--- START ---

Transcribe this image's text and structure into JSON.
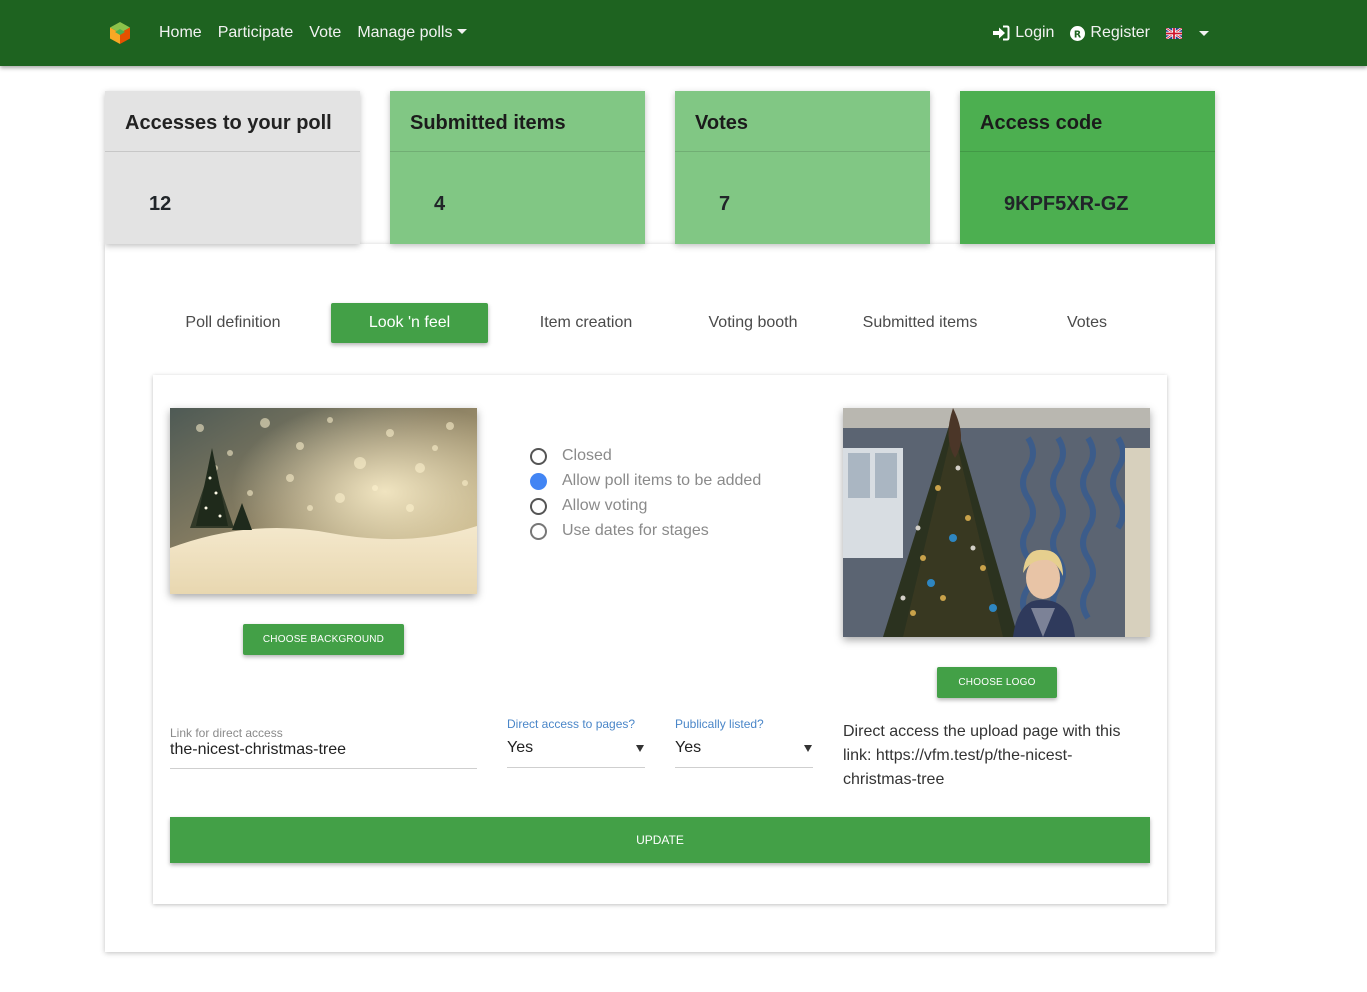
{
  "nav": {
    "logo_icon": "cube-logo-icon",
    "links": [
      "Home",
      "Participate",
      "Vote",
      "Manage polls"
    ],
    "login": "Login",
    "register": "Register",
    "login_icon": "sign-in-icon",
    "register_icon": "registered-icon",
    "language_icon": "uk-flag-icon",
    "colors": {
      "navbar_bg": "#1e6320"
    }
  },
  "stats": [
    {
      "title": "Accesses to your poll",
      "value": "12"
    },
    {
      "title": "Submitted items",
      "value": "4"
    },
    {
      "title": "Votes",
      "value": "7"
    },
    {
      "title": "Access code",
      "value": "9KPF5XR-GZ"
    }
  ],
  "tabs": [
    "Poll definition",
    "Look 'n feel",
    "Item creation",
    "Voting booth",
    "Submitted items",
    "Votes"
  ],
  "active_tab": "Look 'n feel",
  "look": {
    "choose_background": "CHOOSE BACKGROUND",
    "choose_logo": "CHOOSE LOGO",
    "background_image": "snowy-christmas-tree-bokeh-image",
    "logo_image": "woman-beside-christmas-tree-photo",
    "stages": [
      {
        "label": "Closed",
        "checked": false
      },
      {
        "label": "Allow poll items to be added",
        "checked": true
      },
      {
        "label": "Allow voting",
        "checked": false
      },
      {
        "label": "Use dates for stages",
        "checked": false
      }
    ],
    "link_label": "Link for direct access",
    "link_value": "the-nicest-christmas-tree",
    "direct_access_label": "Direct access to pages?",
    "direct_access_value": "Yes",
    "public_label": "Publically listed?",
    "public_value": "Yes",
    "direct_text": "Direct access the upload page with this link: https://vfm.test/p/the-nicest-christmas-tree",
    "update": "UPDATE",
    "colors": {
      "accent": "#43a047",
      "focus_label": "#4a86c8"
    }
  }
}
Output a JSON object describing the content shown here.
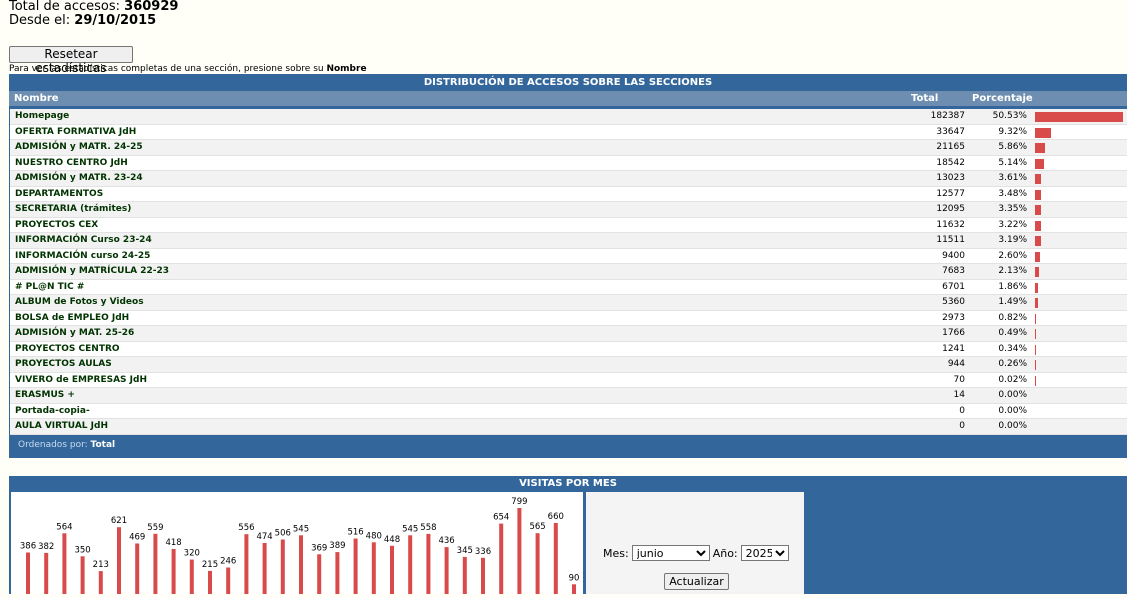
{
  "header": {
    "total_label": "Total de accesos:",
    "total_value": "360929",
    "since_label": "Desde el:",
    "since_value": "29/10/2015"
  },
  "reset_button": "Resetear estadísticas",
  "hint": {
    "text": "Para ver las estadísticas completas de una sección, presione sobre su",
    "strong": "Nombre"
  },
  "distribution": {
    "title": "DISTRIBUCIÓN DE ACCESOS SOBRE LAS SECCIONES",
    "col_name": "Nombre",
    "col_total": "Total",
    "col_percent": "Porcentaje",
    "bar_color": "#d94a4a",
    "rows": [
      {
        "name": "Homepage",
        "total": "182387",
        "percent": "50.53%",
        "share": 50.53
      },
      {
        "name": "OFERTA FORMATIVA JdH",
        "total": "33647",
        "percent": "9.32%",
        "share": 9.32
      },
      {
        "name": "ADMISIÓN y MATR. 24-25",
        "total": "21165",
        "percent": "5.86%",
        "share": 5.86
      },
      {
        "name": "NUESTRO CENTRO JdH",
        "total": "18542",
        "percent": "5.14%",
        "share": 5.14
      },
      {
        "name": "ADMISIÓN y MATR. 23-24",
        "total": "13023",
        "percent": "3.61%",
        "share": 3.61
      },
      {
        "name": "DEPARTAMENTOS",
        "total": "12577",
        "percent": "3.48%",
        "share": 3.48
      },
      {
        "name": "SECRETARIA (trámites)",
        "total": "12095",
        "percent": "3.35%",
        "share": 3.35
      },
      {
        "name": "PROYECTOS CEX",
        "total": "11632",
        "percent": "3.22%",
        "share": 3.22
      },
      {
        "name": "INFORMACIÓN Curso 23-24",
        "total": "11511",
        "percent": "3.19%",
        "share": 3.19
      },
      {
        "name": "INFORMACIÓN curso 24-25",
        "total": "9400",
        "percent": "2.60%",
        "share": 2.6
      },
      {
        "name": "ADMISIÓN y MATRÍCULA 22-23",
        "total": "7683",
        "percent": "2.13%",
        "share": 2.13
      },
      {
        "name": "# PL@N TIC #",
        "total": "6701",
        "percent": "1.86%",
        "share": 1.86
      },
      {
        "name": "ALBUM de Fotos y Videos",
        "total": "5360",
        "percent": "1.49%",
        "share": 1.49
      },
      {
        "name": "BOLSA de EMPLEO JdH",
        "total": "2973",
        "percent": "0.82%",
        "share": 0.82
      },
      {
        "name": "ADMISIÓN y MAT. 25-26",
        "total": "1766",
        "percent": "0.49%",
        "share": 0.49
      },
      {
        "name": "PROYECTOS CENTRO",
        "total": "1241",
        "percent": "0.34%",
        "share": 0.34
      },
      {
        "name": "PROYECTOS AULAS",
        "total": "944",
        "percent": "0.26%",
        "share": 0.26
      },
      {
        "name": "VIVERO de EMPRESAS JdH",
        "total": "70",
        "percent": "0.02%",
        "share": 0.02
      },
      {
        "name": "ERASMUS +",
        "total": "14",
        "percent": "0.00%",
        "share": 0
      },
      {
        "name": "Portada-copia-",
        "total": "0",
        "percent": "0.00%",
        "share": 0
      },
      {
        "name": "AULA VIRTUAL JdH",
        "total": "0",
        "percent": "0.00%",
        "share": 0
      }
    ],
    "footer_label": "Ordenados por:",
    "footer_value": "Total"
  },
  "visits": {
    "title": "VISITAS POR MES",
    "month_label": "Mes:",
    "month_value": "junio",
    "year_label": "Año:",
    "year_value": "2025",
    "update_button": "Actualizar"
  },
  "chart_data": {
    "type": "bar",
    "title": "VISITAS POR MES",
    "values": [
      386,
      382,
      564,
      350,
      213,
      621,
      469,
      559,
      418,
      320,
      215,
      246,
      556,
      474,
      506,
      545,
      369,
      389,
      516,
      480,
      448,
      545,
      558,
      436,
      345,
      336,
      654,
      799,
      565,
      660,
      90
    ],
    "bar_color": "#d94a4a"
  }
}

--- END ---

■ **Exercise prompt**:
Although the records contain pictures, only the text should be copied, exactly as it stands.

■ **Task response**:
Transcribe this image's text and structure into JSON.
{
  "nav": {
    "logo_icon": "cube-logo-icon",
    "links": [
      "Home",
      "Participate",
      "Vote",
      "Manage polls"
    ],
    "login": "Login",
    "register": "Register",
    "login_icon": "sign-in-icon",
    "register_icon": "registered-icon",
    "language_icon": "uk-flag-icon",
    "colors": {
      "navbar_bg": "#1e6320"
    }
  },
  "stats": [
    {
      "title": "Accesses to your poll",
      "value": "12"
    },
    {
      "title": "Submitted items",
      "value": "4"
    },
    {
      "title": "Votes",
      "value": "7"
    },
    {
      "title": "Access code",
      "value": "9KPF5XR-GZ"
    }
  ],
  "tabs": [
    "Poll definition",
    "Look 'n feel",
    "Item creation",
    "Voting booth",
    "Submitted items",
    "Votes"
  ],
  "active_tab": "Look 'n feel",
  "look": {
    "choose_background": "CHOOSE BACKGROUND",
    "choose_logo": "CHOOSE LOGO",
    "background_image": "snowy-christmas-tree-bokeh-image",
    "logo_image": "woman-beside-christmas-tree-photo",
    "stages": [
      {
        "label": "Closed",
        "checked": false
      },
      {
        "label": "Allow poll items to be added",
        "checked": true
      },
      {
        "label": "Allow voting",
        "checked": false
      },
      {
        "label": "Use dates for stages",
        "checked": false
      }
    ],
    "link_label": "Link for direct access",
    "link_value": "the-nicest-christmas-tree",
    "direct_access_label": "Direct access to pages?",
    "direct_access_value": "Yes",
    "public_label": "Publically listed?",
    "public_value": "Yes",
    "direct_text": "Direct access the upload page with this link: https://vfm.test/p/the-nicest-christmas-tree",
    "update": "UPDATE",
    "colors": {
      "accent": "#43a047",
      "focus_label": "#4a86c8"
    }
  }
}
Output a JSON object describing the content shown here.
{
  "header": {
    "total_label": "Total de accesos:",
    "total_value": "360929",
    "since_label": "Desde el:",
    "since_value": "29/10/2015"
  },
  "reset_button": "Resetear estadísticas",
  "hint": {
    "text": "Para ver las estadísticas completas de una sección, presione sobre su",
    "strong": "Nombre"
  },
  "distribution": {
    "title": "DISTRIBUCIÓN DE ACCESOS SOBRE LAS SECCIONES",
    "col_name": "Nombre",
    "col_total": "Total",
    "col_percent": "Porcentaje",
    "bar_color": "#d94a4a",
    "rows": [
      {
        "name": "Homepage",
        "total": "182387",
        "percent": "50.53%",
        "share": 50.53
      },
      {
        "name": "OFERTA FORMATIVA JdH",
        "total": "33647",
        "percent": "9.32%",
        "share": 9.32
      },
      {
        "name": "ADMISIÓN y MATR. 24-25",
        "total": "21165",
        "percent": "5.86%",
        "share": 5.86
      },
      {
        "name": "NUESTRO CENTRO JdH",
        "total": "18542",
        "percent": "5.14%",
        "share": 5.14
      },
      {
        "name": "ADMISIÓN y MATR. 23-24",
        "total": "13023",
        "percent": "3.61%",
        "share": 3.61
      },
      {
        "name": "DEPARTAMENTOS",
        "total": "12577",
        "percent": "3.48%",
        "share": 3.48
      },
      {
        "name": "SECRETARIA (trámites)",
        "total": "12095",
        "percent": "3.35%",
        "share": 3.35
      },
      {
        "name": "PROYECTOS CEX",
        "total": "11632",
        "percent": "3.22%",
        "share": 3.22
      },
      {
        "name": "INFORMACIÓN Curso 23-24",
        "total": "11511",
        "percent": "3.19%",
        "share": 3.19
      },
      {
        "name": "INFORMACIÓN curso 24-25",
        "total": "9400",
        "percent": "2.60%",
        "share": 2.6
      },
      {
        "name": "ADMISIÓN y MATRÍCULA 22-23",
        "total": "7683",
        "percent": "2.13%",
        "share": 2.13
      },
      {
        "name": "# PL@N TIC #",
        "total": "6701",
        "percent": "1.86%",
        "share": 1.86
      },
      {
        "name": "ALBUM de Fotos y Videos",
        "total": "5360",
        "percent": "1.49%",
        "share": 1.49
      },
      {
        "name": "BOLSA de EMPLEO JdH",
        "total": "2973",
        "percent": "0.82%",
        "share": 0.82
      },
      {
        "name": "ADMISIÓN y MAT. 25-26",
        "total": "1766",
        "percent": "0.49%",
        "share": 0.49
      },
      {
        "name": "PROYECTOS CENTRO",
        "total": "1241",
        "percent": "0.34%",
        "share": 0.34
      },
      {
        "name": "PROYECTOS AULAS",
        "total": "944",
        "percent": "0.26%",
        "share": 0.26
      },
      {
        "name": "VIVERO de EMPRESAS JdH",
        "total": "70",
        "percent": "0.02%",
        "share": 0.02
      },
      {
        "name": "ERASMUS +",
        "total": "14",
        "percent": "0.00%",
        "share": 0
      },
      {
        "name": "Portada-copia-",
        "total": "0",
        "percent": "0.00%",
        "share": 0
      },
      {
        "name": "AULA VIRTUAL JdH",
        "total": "0",
        "percent": "0.00%",
        "share": 0
      }
    ],
    "footer_label": "Ordenados por:",
    "footer_value": "Total"
  },
  "visits": {
    "title": "VISITAS POR MES",
    "month_label": "Mes:",
    "month_value": "junio",
    "year_label": "Año:",
    "year_value": "2025",
    "update_button": "Actualizar"
  },
  "chart_data": {
    "type": "bar",
    "title": "VISITAS POR MES",
    "values": [
      386,
      382,
      564,
      350,
      213,
      621,
      469,
      559,
      418,
      320,
      215,
      246,
      556,
      474,
      506,
      545,
      369,
      389,
      516,
      480,
      448,
      545,
      558,
      436,
      345,
      336,
      654,
      799,
      565,
      660,
      90
    ],
    "bar_color": "#d94a4a"
  }
}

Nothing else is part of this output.